### Problem description:
The response should consist of every record, reproduced exactly.

### Given data:
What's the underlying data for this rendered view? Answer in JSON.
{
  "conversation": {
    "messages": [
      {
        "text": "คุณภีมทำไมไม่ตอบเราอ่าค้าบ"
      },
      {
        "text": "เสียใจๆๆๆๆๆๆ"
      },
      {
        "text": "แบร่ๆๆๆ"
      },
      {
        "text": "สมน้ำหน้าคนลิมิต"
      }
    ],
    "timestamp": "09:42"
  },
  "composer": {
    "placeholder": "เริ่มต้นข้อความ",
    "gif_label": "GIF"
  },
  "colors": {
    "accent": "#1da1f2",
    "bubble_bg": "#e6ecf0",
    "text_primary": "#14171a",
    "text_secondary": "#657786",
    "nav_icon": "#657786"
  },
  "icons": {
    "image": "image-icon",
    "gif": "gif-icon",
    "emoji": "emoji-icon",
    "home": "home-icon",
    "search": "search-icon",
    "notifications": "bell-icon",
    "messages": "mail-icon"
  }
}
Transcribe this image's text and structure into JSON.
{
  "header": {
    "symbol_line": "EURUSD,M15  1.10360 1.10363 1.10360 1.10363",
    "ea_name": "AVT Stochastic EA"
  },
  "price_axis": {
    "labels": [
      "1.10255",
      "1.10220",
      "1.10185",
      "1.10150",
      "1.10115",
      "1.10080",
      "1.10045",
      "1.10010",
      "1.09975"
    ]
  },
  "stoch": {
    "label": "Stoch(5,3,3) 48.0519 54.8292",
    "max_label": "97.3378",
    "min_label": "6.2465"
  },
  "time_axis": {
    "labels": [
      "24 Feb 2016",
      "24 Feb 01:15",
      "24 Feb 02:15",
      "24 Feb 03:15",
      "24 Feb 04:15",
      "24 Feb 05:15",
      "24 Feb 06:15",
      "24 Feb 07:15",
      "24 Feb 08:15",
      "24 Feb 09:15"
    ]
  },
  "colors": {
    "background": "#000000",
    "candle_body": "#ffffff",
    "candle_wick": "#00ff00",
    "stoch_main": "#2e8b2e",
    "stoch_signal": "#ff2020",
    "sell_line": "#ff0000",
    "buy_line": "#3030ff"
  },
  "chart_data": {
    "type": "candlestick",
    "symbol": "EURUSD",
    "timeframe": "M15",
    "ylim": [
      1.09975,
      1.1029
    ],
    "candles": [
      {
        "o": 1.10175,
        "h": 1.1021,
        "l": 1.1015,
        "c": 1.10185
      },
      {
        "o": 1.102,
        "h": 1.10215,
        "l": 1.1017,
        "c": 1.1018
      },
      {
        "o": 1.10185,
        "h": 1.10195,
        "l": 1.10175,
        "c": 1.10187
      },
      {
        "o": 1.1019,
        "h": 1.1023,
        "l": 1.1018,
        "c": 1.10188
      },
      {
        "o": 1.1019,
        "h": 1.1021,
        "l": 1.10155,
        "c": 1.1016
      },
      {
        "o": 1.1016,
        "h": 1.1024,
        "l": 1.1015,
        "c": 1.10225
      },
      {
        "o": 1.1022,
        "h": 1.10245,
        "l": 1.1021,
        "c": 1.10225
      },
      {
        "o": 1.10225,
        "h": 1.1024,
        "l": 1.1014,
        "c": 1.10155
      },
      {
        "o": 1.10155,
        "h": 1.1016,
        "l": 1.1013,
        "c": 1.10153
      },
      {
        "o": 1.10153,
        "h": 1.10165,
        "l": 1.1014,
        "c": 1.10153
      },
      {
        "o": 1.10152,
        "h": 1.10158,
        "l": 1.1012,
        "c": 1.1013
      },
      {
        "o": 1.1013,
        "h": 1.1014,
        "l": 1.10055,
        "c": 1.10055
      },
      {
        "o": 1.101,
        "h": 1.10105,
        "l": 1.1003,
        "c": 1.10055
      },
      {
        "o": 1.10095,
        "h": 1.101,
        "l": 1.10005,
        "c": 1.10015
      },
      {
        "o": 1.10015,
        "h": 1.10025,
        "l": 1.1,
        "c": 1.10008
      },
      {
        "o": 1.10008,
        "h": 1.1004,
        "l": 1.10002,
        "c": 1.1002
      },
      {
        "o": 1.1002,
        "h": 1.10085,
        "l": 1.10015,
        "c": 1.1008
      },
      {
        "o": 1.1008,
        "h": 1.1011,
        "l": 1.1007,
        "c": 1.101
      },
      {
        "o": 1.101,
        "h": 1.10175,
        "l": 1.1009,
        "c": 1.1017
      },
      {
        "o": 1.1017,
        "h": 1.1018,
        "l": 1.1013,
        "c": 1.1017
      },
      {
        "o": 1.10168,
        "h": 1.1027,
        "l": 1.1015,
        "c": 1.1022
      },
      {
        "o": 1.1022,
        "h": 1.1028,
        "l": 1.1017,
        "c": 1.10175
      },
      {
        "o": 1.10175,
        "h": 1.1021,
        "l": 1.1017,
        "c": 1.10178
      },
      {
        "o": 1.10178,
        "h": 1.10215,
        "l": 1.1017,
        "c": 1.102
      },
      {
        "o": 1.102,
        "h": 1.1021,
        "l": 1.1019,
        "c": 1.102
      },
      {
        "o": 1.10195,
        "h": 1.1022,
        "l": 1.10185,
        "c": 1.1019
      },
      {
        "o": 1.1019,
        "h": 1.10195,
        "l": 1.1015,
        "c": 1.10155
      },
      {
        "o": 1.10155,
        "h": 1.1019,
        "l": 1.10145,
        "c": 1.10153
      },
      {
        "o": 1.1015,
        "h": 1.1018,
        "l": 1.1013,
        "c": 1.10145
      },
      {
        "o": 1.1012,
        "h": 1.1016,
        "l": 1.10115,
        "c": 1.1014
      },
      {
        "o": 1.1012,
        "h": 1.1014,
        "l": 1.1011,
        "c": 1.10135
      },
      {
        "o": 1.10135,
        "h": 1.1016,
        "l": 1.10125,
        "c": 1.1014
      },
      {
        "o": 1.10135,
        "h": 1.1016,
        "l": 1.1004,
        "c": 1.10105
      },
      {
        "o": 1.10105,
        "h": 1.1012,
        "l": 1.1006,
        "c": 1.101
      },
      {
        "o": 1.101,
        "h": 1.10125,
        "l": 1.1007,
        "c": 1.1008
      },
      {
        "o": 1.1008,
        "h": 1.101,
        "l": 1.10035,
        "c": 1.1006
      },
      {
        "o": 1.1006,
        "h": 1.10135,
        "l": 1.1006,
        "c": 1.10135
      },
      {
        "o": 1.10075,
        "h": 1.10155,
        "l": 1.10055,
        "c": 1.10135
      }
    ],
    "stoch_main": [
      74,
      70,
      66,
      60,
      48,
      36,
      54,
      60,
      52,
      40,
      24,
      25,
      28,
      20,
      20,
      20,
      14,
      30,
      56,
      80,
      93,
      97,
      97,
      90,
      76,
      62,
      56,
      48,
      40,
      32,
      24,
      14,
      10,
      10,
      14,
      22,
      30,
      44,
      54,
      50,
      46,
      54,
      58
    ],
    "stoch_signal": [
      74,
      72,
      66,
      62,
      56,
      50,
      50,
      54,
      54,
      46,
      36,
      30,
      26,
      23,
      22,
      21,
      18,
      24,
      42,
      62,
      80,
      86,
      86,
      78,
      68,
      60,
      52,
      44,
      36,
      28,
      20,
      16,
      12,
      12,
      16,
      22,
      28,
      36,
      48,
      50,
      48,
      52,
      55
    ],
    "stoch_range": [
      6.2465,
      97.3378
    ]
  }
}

### Exercise response:
What's the underlying data for this rendered view? Answer in JSON.
{
  "conversation": {
    "messages": [
      {
        "text": "คุณภีมทำไมไม่ตอบเราอ่าค้าบ"
      },
      {
        "text": "เสียใจๆๆๆๆๆๆ"
      },
      {
        "text": "แบร่ๆๆๆ"
      },
      {
        "text": "สมน้ำหน้าคนลิมิต"
      }
    ],
    "timestamp": "09:42"
  },
  "composer": {
    "placeholder": "เริ่มต้นข้อความ",
    "gif_label": "GIF"
  },
  "colors": {
    "accent": "#1da1f2",
    "bubble_bg": "#e6ecf0",
    "text_primary": "#14171a",
    "text_secondary": "#657786",
    "nav_icon": "#657786"
  },
  "icons": {
    "image": "image-icon",
    "gif": "gif-icon",
    "emoji": "emoji-icon",
    "home": "home-icon",
    "search": "search-icon",
    "notifications": "bell-icon",
    "messages": "mail-icon"
  }
}
Transcribe this image's text and structure into JSON.
{
  "header": {
    "symbol_line": "EURUSD,M15  1.10360 1.10363 1.10360 1.10363",
    "ea_name": "AVT Stochastic EA"
  },
  "price_axis": {
    "labels": [
      "1.10255",
      "1.10220",
      "1.10185",
      "1.10150",
      "1.10115",
      "1.10080",
      "1.10045",
      "1.10010",
      "1.09975"
    ]
  },
  "stoch": {
    "label": "Stoch(5,3,3) 48.0519 54.8292",
    "max_label": "97.3378",
    "min_label": "6.2465"
  },
  "time_axis": {
    "labels": [
      "24 Feb 2016",
      "24 Feb 01:15",
      "24 Feb 02:15",
      "24 Feb 03:15",
      "24 Feb 04:15",
      "24 Feb 05:15",
      "24 Feb 06:15",
      "24 Feb 07:15",
      "24 Feb 08:15",
      "24 Feb 09:15"
    ]
  },
  "colors": {
    "background": "#000000",
    "candle_body": "#ffffff",
    "candle_wick": "#00ff00",
    "stoch_main": "#2e8b2e",
    "stoch_signal": "#ff2020",
    "sell_line": "#ff0000",
    "buy_line": "#3030ff"
  },
  "chart_data": {
    "type": "candlestick",
    "symbol": "EURUSD",
    "timeframe": "M15",
    "ylim": [
      1.09975,
      1.1029
    ],
    "candles": [
      {
        "o": 1.10175,
        "h": 1.1021,
        "l": 1.1015,
        "c": 1.10185
      },
      {
        "o": 1.102,
        "h": 1.10215,
        "l": 1.1017,
        "c": 1.1018
      },
      {
        "o": 1.10185,
        "h": 1.10195,
        "l": 1.10175,
        "c": 1.10187
      },
      {
        "o": 1.1019,
        "h": 1.1023,
        "l": 1.1018,
        "c": 1.10188
      },
      {
        "o": 1.1019,
        "h": 1.1021,
        "l": 1.10155,
        "c": 1.1016
      },
      {
        "o": 1.1016,
        "h": 1.1024,
        "l": 1.1015,
        "c": 1.10225
      },
      {
        "o": 1.1022,
        "h": 1.10245,
        "l": 1.1021,
        "c": 1.10225
      },
      {
        "o": 1.10225,
        "h": 1.1024,
        "l": 1.1014,
        "c": 1.10155
      },
      {
        "o": 1.10155,
        "h": 1.1016,
        "l": 1.1013,
        "c": 1.10153
      },
      {
        "o": 1.10153,
        "h": 1.10165,
        "l": 1.1014,
        "c": 1.10153
      },
      {
        "o": 1.10152,
        "h": 1.10158,
        "l": 1.1012,
        "c": 1.1013
      },
      {
        "o": 1.1013,
        "h": 1.1014,
        "l": 1.10055,
        "c": 1.10055
      },
      {
        "o": 1.101,
        "h": 1.10105,
        "l": 1.1003,
        "c": 1.10055
      },
      {
        "o": 1.10095,
        "h": 1.101,
        "l": 1.10005,
        "c": 1.10015
      },
      {
        "o": 1.10015,
        "h": 1.10025,
        "l": 1.1,
        "c": 1.10008
      },
      {
        "o": 1.10008,
        "h": 1.1004,
        "l": 1.10002,
        "c": 1.1002
      },
      {
        "o": 1.1002,
        "h": 1.10085,
        "l": 1.10015,
        "c": 1.1008
      },
      {
        "o": 1.1008,
        "h": 1.1011,
        "l": 1.1007,
        "c": 1.101
      },
      {
        "o": 1.101,
        "h": 1.10175,
        "l": 1.1009,
        "c": 1.1017
      },
      {
        "o": 1.1017,
        "h": 1.1018,
        "l": 1.1013,
        "c": 1.1017
      },
      {
        "o": 1.10168,
        "h": 1.1027,
        "l": 1.1015,
        "c": 1.1022
      },
      {
        "o": 1.1022,
        "h": 1.1028,
        "l": 1.1017,
        "c": 1.10175
      },
      {
        "o": 1.10175,
        "h": 1.1021,
        "l": 1.1017,
        "c": 1.10178
      },
      {
        "o": 1.10178,
        "h": 1.10215,
        "l": 1.1017,
        "c": 1.102
      },
      {
        "o": 1.102,
        "h": 1.1021,
        "l": 1.1019,
        "c": 1.102
      },
      {
        "o": 1.10195,
        "h": 1.1022,
        "l": 1.10185,
        "c": 1.1019
      },
      {
        "o": 1.1019,
        "h": 1.10195,
        "l": 1.1015,
        "c": 1.10155
      },
      {
        "o": 1.10155,
        "h": 1.1019,
        "l": 1.10145,
        "c": 1.10153
      },
      {
        "o": 1.1015,
        "h": 1.1018,
        "l": 1.1013,
        "c": 1.10145
      },
      {
        "o": 1.1012,
        "h": 1.1016,
        "l": 1.10115,
        "c": 1.1014
      },
      {
        "o": 1.1012,
        "h": 1.1014,
        "l": 1.1011,
        "c": 1.10135
      },
      {
        "o": 1.10135,
        "h": 1.1016,
        "l": 1.10125,
        "c": 1.1014
      },
      {
        "o": 1.10135,
        "h": 1.1016,
        "l": 1.1004,
        "c": 1.10105
      },
      {
        "o": 1.10105,
        "h": 1.1012,
        "l": 1.1006,
        "c": 1.101
      },
      {
        "o": 1.101,
        "h": 1.10125,
        "l": 1.1007,
        "c": 1.1008
      },
      {
        "o": 1.1008,
        "h": 1.101,
        "l": 1.10035,
        "c": 1.1006
      },
      {
        "o": 1.1006,
        "h": 1.10135,
        "l": 1.1006,
        "c": 1.10135
      },
      {
        "o": 1.10075,
        "h": 1.10155,
        "l": 1.10055,
        "c": 1.10135
      }
    ],
    "stoch_main": [
      74,
      70,
      66,
      60,
      48,
      36,
      54,
      60,
      52,
      40,
      24,
      25,
      28,
      20,
      20,
      20,
      14,
      30,
      56,
      80,
      93,
      97,
      97,
      90,
      76,
      62,
      56,
      48,
      40,
      32,
      24,
      14,
      10,
      10,
      14,
      22,
      30,
      44,
      54,
      50,
      46,
      54,
      58
    ],
    "stoch_signal": [
      74,
      72,
      66,
      62,
      56,
      50,
      50,
      54,
      54,
      46,
      36,
      30,
      26,
      23,
      22,
      21,
      18,
      24,
      42,
      62,
      80,
      86,
      86,
      78,
      68,
      60,
      52,
      44,
      36,
      28,
      20,
      16,
      12,
      12,
      16,
      22,
      28,
      36,
      48,
      50,
      48,
      52,
      55
    ],
    "stoch_range": [
      6.2465,
      97.3378
    ]
  }
}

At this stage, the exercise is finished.